You can prevent spreading staph or MRSA skin infections to others
by following these CDC guidelines:
1.Cover your wound. Keep wounds that are draining or have pus covered with clean, dry bandages. Follow your healthcare provider's instructions on proper care of the wound. Pus from infected wounds can contain staph and MRSA, so keeping wounds covered will help prevent the spread to others. Bandages or tape can be discarded with
2.the regular trash.
3.Clean your hands thoroughly and frequently. You, your family, and others in close contact should wash their hands frequently with soap and warm water or use an alcohol-based hand sanitizer, especially after changing the bandage or touching the infected wounds. If you find yourself feeling the bandages, wounds, or scratching the area, wash you hands, before contaminating someone's skin or some other surface.
4.Do not share personal items.

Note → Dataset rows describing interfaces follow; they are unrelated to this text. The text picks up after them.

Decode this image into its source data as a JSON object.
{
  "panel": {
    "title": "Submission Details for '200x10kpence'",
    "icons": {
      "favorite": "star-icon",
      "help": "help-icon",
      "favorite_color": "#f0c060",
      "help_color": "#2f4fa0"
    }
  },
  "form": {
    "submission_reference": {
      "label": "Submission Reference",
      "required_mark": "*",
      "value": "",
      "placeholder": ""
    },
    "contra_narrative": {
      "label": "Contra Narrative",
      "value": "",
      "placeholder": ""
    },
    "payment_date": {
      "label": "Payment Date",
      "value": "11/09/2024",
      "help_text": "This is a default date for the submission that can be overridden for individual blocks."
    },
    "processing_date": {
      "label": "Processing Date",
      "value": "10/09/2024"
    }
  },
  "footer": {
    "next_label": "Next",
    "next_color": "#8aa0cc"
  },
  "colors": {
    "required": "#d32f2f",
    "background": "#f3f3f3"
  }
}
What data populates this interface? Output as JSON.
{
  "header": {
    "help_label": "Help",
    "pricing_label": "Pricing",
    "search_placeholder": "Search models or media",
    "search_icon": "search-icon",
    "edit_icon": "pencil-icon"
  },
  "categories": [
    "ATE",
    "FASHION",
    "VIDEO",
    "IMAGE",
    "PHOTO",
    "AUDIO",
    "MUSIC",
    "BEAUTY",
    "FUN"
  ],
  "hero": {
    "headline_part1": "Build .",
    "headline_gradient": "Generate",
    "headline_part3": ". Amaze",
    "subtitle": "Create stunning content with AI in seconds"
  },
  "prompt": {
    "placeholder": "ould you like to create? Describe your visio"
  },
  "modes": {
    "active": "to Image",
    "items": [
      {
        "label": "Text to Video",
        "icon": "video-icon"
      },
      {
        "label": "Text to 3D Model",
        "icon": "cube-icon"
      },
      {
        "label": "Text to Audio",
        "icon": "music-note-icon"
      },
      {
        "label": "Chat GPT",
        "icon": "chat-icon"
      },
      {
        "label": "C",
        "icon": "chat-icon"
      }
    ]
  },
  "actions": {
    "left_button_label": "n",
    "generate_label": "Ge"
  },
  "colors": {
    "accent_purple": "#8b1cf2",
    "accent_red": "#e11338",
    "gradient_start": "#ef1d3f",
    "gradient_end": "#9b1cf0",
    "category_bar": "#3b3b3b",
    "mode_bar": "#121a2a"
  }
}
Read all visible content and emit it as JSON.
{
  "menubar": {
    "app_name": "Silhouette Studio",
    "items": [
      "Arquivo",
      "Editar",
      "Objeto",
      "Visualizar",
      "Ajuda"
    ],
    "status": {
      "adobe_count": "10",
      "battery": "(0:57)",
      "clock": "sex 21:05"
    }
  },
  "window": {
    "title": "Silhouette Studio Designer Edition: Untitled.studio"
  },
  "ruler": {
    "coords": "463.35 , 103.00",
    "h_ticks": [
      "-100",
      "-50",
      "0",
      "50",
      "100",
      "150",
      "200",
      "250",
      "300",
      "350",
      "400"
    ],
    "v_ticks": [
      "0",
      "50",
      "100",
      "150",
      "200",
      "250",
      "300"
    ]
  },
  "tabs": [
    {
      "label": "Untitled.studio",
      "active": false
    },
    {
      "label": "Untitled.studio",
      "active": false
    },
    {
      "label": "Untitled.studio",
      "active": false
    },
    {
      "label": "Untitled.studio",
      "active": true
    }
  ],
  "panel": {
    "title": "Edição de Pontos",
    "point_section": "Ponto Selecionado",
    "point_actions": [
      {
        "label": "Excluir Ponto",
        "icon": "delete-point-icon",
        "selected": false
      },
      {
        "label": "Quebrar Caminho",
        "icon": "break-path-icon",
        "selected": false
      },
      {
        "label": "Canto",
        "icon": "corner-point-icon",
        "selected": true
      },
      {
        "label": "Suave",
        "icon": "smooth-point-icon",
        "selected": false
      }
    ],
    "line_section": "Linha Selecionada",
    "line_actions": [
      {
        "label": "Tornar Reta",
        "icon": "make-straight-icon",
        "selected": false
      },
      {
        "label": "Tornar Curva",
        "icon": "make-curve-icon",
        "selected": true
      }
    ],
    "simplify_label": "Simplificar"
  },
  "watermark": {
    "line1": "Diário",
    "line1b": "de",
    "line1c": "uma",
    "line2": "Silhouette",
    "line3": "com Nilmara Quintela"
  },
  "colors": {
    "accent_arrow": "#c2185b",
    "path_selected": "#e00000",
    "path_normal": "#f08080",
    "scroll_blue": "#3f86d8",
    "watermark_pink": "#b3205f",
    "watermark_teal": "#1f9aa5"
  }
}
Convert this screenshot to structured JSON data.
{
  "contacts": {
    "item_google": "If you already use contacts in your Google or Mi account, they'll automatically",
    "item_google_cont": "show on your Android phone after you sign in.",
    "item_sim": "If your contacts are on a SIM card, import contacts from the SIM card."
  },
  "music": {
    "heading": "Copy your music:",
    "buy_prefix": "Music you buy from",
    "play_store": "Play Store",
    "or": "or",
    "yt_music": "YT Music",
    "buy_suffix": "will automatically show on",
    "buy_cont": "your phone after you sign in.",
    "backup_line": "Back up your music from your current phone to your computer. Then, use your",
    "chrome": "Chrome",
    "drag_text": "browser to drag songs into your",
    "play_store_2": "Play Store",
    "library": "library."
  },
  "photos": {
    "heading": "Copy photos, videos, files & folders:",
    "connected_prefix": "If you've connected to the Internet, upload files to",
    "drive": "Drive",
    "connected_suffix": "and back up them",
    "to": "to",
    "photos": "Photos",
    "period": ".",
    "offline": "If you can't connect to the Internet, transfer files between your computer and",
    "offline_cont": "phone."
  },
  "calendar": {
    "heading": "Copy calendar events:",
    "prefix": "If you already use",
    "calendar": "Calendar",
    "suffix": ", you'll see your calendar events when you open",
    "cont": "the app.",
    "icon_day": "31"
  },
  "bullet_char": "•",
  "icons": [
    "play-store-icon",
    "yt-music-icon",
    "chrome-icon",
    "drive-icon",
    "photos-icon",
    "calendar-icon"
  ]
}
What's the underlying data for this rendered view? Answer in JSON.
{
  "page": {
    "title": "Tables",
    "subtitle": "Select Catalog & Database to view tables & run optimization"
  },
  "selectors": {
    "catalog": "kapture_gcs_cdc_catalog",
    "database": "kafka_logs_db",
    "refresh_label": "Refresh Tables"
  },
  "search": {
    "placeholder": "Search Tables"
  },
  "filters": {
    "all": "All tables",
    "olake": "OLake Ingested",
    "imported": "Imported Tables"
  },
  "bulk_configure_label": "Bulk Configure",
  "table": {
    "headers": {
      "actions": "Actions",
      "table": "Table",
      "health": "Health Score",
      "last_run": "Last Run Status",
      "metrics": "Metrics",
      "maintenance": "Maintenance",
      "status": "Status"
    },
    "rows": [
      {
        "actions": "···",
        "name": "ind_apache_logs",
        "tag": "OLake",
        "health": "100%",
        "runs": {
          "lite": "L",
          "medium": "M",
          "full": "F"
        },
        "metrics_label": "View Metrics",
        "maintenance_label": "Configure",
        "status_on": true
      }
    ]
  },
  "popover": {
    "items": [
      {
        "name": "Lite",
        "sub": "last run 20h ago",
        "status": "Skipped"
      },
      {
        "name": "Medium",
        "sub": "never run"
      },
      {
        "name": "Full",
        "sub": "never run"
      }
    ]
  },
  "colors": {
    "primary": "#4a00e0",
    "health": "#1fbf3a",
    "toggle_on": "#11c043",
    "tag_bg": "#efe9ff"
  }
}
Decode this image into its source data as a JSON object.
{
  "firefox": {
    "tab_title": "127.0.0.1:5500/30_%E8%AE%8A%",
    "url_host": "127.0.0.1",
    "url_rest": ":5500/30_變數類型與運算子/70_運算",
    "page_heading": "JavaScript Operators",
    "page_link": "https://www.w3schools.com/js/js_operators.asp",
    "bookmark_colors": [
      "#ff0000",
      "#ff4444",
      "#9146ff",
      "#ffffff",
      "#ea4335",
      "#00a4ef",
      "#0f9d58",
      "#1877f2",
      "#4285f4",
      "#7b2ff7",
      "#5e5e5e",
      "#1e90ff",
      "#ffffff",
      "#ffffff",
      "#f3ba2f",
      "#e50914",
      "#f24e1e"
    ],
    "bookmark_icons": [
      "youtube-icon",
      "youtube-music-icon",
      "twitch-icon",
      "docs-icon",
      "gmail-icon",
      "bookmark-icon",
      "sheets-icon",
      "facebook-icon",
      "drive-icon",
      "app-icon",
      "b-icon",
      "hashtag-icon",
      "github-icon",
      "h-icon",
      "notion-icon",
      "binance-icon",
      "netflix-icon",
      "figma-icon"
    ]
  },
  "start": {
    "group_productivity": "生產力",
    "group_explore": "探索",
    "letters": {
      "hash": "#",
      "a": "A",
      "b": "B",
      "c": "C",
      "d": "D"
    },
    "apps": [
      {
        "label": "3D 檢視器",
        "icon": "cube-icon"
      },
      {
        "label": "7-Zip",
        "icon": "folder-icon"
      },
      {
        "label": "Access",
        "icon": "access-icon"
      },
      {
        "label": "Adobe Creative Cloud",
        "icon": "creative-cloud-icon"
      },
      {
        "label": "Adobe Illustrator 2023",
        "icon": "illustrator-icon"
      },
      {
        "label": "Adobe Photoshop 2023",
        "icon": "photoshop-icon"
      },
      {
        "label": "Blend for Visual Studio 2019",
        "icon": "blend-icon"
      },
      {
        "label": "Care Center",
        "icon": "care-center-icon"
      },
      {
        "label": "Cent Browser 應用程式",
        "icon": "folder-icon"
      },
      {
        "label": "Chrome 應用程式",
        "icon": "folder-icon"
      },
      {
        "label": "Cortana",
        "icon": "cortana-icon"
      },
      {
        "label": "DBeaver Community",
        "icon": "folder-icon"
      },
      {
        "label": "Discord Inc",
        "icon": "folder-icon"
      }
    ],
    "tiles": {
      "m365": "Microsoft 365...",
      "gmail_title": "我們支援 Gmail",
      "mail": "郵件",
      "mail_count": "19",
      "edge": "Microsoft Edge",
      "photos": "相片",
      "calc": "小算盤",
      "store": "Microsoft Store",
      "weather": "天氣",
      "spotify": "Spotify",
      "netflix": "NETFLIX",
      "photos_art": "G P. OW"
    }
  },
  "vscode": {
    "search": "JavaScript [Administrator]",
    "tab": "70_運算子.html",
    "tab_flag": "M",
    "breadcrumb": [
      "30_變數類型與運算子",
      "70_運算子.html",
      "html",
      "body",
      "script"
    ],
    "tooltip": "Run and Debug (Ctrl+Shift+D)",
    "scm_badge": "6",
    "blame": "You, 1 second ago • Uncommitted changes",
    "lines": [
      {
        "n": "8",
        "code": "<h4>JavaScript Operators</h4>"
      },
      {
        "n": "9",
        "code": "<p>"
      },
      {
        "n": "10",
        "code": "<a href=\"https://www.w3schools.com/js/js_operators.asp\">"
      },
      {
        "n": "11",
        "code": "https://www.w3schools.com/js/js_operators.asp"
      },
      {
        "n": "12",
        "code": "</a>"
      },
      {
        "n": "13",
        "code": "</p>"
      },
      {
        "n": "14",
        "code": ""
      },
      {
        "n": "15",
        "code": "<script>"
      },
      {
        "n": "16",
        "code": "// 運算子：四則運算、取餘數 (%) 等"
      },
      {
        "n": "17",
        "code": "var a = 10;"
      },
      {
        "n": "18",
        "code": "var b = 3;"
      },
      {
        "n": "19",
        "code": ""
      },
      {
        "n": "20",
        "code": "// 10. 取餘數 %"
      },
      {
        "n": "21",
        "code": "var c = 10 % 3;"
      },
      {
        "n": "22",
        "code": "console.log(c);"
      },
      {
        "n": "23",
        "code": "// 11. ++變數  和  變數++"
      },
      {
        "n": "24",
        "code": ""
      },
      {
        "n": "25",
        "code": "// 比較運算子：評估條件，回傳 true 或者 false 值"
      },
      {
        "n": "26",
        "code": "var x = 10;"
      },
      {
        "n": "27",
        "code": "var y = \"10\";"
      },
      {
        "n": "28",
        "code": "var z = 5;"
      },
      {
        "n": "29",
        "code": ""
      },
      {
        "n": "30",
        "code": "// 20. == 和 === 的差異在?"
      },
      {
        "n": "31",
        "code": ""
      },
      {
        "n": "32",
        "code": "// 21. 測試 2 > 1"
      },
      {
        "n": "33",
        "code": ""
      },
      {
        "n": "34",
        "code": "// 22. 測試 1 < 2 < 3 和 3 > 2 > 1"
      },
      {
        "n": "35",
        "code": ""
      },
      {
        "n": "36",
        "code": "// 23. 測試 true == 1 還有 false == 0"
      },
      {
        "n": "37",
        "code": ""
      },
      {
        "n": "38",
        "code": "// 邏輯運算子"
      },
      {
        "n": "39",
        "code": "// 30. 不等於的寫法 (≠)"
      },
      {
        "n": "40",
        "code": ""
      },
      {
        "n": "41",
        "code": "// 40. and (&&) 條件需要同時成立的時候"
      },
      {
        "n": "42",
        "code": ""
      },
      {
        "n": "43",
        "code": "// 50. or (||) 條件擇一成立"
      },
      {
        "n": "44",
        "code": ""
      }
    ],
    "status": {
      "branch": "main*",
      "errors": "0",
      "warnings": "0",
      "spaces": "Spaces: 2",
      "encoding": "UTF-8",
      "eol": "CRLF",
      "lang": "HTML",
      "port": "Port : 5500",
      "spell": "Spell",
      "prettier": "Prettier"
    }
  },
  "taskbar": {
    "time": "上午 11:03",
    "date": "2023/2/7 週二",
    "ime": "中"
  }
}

Avoid sharing personal items such as towels, washcloths,
5.razors, clothing, or uniforms that any that may have had contact with infected wounds or bandages. Wash sheets, towels, and clothes that become soiled with water and laundry detergent. Drying clothes in a hot dryer, rather than air-drying, also helps kill bacteria in clothes.
6.Talk to your doctor. Tell any healthcare providers who treat you that you have or had a staph or MRSA skin infection.
Hope this makes your more relaxed & informed, F&F!